16 Jan RIMTA Closes Out a Successful 2017, Sets Stage for 2018
At its January Member Meeting, RIMTA gave attendees an overview of the milestones that defined 2017 for the organization and its members. There were successes in many categories, such as securing over $700,000 to support the marine and composites industries, deepening the impact of our training programs, recycling thousands of pounds of shrink wrap, and strengthening partnerships with a long list of organizations—to name only a few.
But what do these accomplishments mean for RIMTA members and our industry? We asked RIMTA CEO Wendy Mackie and VP of Strategy Susan Daly to give us some perspective. Our conversation zeroed in on the following areas.
EDUCATION & TRAINING
The fact that Baby Boomers are retiring and younger individuals often don’t see hands-on skill as the path to a career is the reality our industry faces. As far as RIMTA is concerned, it is the responsibility of our organization and every member to build the pipeline of workers needed to fuel the marine trades.
As Wendy Mackie points out, highly skilled mechanics don’t just materialize, but starting with Middle and High School programs gives us a shot at cultivating young people with aptitude. In 2017, programs for that age group included vacation camps, summer work, and after-school programs; new Career & Technical Education (CTE) standards for boat building, composites and marine trades; developing a Mount Hope High School Internship Program; and exposing nearly 400 students and career seekers to RIMTA presentations.
Entry-level workers were also trained and placed in jobs via RIMTA’s Pre-Apprenticeship Training Program and the new Superyacht Training Program. Some 75 employees benefited from incumbent worker training, and RIMTA worked with 17 employers to help them secure funding for this training.
RIMTA also launched a professional-development series, so members can easily access programs for their own business education.
“What’s important to understand about our track-record in education and training is that those numbers are always increasing,” says Wendy Mackie. “We are engaging more employers, training more career seekers, and securing more monies—and this is all demand-driven. So if our numbers are going up, so too is the industry’s participation in cultivating our workforce.”
RIMTA’s success in workforce development has led to the organization being tapped to author the first National Workforce Plan for the marine trades, in coordination with NMMA and MRAA. In January, the finishing touches were being put onto a first draft. But the challenge has been more complex than simply applying what RIMTA does on a statewide basis to a national scale.
RIMTA is fortunate in that Mackie and VP of Operations Jen Huber came from workforce-development backgrounds. “We both came to the marine industry understanding the system–where the money is, how to secure it, and how to implement programs,” says Mackie.
Not every state has an active marine-trades organization with the same skills, and there is no one-size-fits-all solution for every state.

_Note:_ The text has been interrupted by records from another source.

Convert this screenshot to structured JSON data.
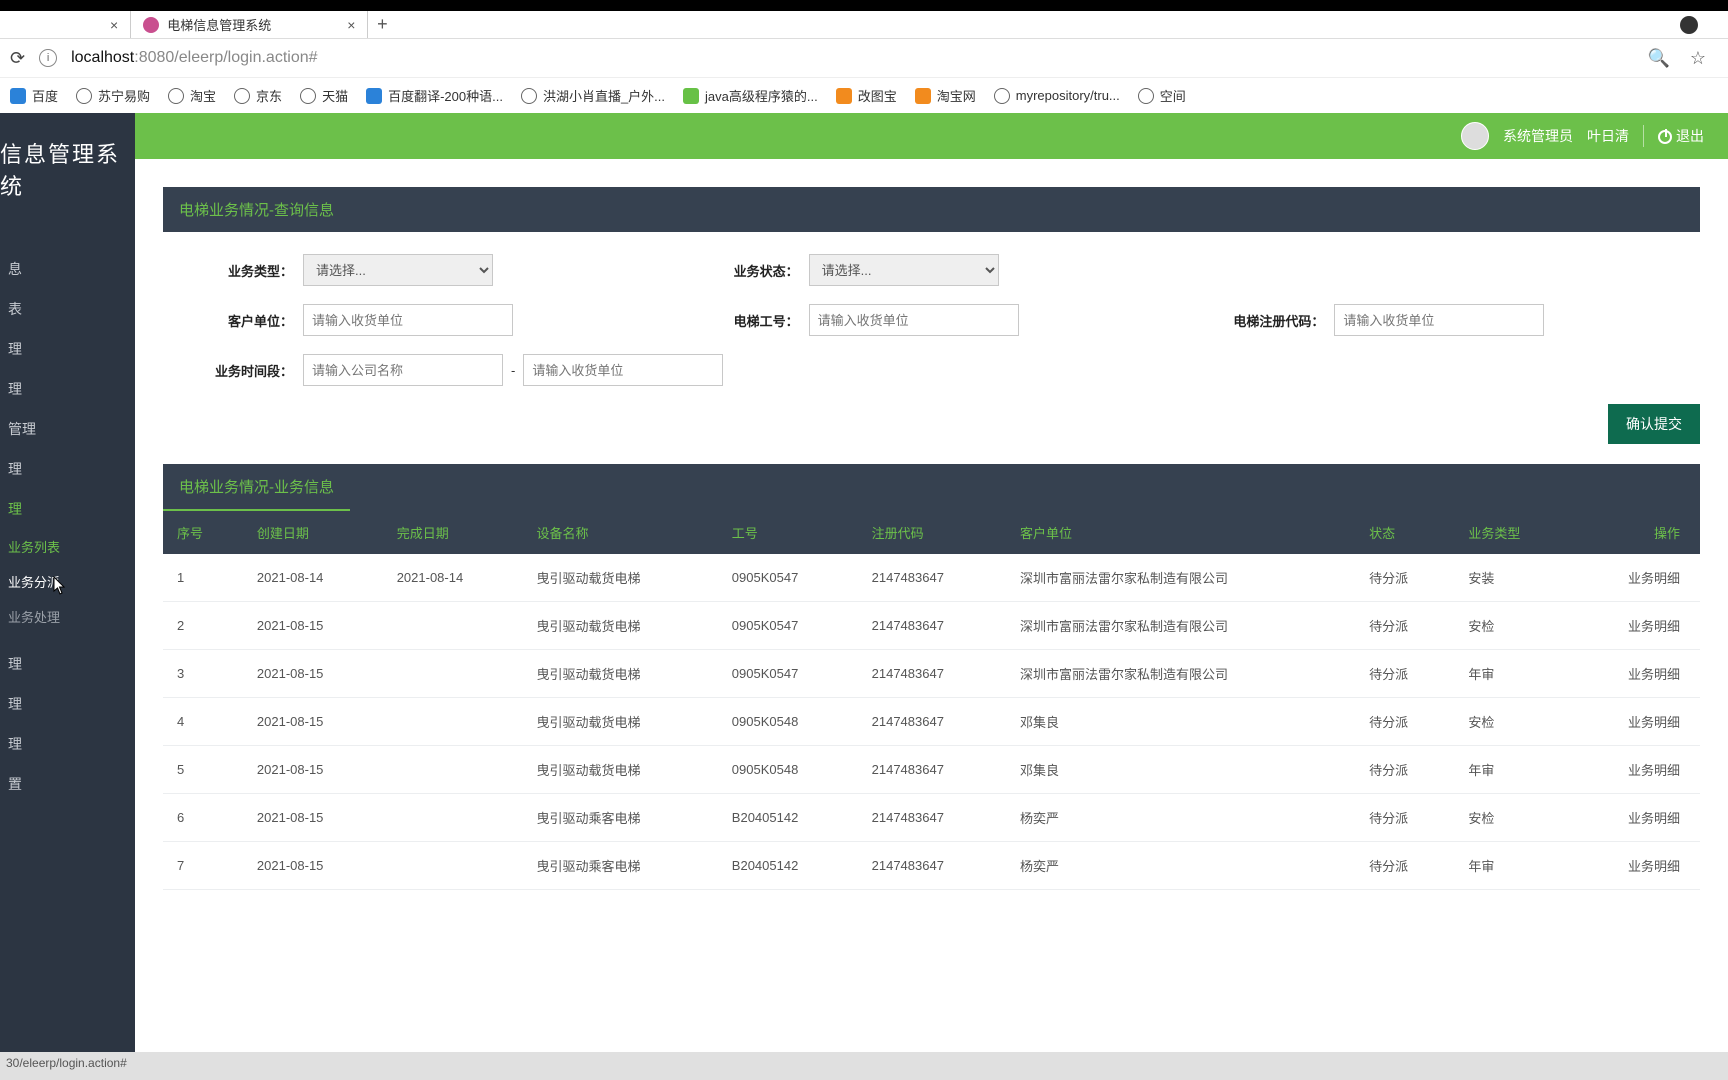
{
  "browser": {
    "tabs": [
      {
        "title": ""
      },
      {
        "title": "电梯信息管理系统"
      }
    ],
    "url_host": "localhost",
    "url_port": ":8080",
    "url_path": "/eleerp/login.action#"
  },
  "bookmarks": [
    "百度",
    "苏宁易购",
    "淘宝",
    "京东",
    "天猫",
    "百度翻译-200种语...",
    "洪湖小肖直播_户外...",
    "java高级程序猿的...",
    "改图宝",
    "淘宝网",
    "myrepository/tru...",
    "空间"
  ],
  "brand": "信息管理系统",
  "topbar": {
    "role": "系统管理员",
    "user": "叶日清",
    "logout": "退出"
  },
  "sidebar": {
    "items": [
      "息",
      "表",
      "理",
      "理",
      "管理",
      "理",
      "理"
    ],
    "subs": [
      "业务列表",
      "业务分派",
      "业务处理"
    ],
    "tail": [
      "理",
      "理",
      "理",
      "置"
    ]
  },
  "panel": {
    "query_title": "电梯业务情况-查询信息",
    "list_title": "电梯业务情况-业务信息"
  },
  "filters": {
    "label_btype": "业务类型：",
    "label_bstatus": "业务状态：",
    "label_customer": "客户单位：",
    "label_workno": "电梯工号：",
    "label_regcode": "电梯注册代码：",
    "label_period": "业务时间段：",
    "select_placeholder": "请选择...",
    "ph_receiver": "请输入收货单位",
    "ph_company": "请输入公司名称",
    "submit": "确认提交"
  },
  "table": {
    "headers": [
      "序号",
      "创建日期",
      "完成日期",
      "设备名称",
      "工号",
      "注册代码",
      "客户单位",
      "状态",
      "业务类型",
      "操作"
    ],
    "rows": [
      [
        "1",
        "2021-08-14",
        "2021-08-14",
        "曳引驱动载货电梯",
        "0905K0547",
        "2147483647",
        "深圳市富丽法雷尔家私制造有限公司",
        "待分派",
        "安装",
        "业务明细"
      ],
      [
        "2",
        "2021-08-15",
        "",
        "曳引驱动载货电梯",
        "0905K0547",
        "2147483647",
        "深圳市富丽法雷尔家私制造有限公司",
        "待分派",
        "安检",
        "业务明细"
      ],
      [
        "3",
        "2021-08-15",
        "",
        "曳引驱动载货电梯",
        "0905K0547",
        "2147483647",
        "深圳市富丽法雷尔家私制造有限公司",
        "待分派",
        "年审",
        "业务明细"
      ],
      [
        "4",
        "2021-08-15",
        "",
        "曳引驱动载货电梯",
        "0905K0548",
        "2147483647",
        "邓集良",
        "待分派",
        "安检",
        "业务明细"
      ],
      [
        "5",
        "2021-08-15",
        "",
        "曳引驱动载货电梯",
        "0905K0548",
        "2147483647",
        "邓集良",
        "待分派",
        "年审",
        "业务明细"
      ],
      [
        "6",
        "2021-08-15",
        "",
        "曳引驱动乘客电梯",
        "B20405142",
        "2147483647",
        "杨奕严",
        "待分派",
        "安检",
        "业务明细"
      ],
      [
        "7",
        "2021-08-15",
        "",
        "曳引驱动乘客电梯",
        "B20405142",
        "2147483647",
        "杨奕严",
        "待分派",
        "年审",
        "业务明细"
      ]
    ]
  },
  "status_url": "30/eleerp/login.action#"
}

As a result, RIMTA has authored a plan with many pathways—from learning how to secure state-level funding and run programs, to giving individual companies ideas on what they can do on their own to develop a workforce.
“The workforce crisis can be very intimidating, but as an industry, we can’t afford to wait for school reform, or for a cultural shift that elevates hands-on careers,” says Susan Daly. “This plan has a lot of different pathways—and we hope it can motivate companies to learn what action they can take today to create a sustainable future for themselves.”
The marine industry is certainly not the only industry in the U.S. facing this crisis. “If we can learn to think and act collectively on workforce development, that gives our industry a serious competitive advantage,” says Mackie.
In addition to a successful shrink-wrap recycling program and the state’s Clean Marina Program, there are other environmental initiatives on the horizon.
RIMTA is in the process of developing the pilot for a fiberglass boat recycling program and has already consulted with a Rhode Island-based expert to coordinate the effort. Details will be forthcoming, but the intent is to create a pilot with a goal of utilizing 100% of the waste from a fiberglass boat. As Mackie points out, if a successful pilot can be put in place, it can help our industry not only think about the creation phase of a boat, but the end-of-life phase as well.
The RIMTA Board voted in a Five-Year Strategic Plan this year, which is already proving to be a strong roadmap for the future. But as Wendy Mackie points out, the details of what is ahead depend largely on what our industry needs.
“Here at RIMTA, we’ve refined our service model to always be demand-driven while also incorporating innovation,” says Mackie. “Our driving goals are to continue to service the needs of our members, and to continue to build our credibility by solving problems for our industry. Our members’ input is crucial: the more we understand their challenges, the better chance we’ll have at being successful.”
To read the list of RIMTA accomplishments in 2017, click here.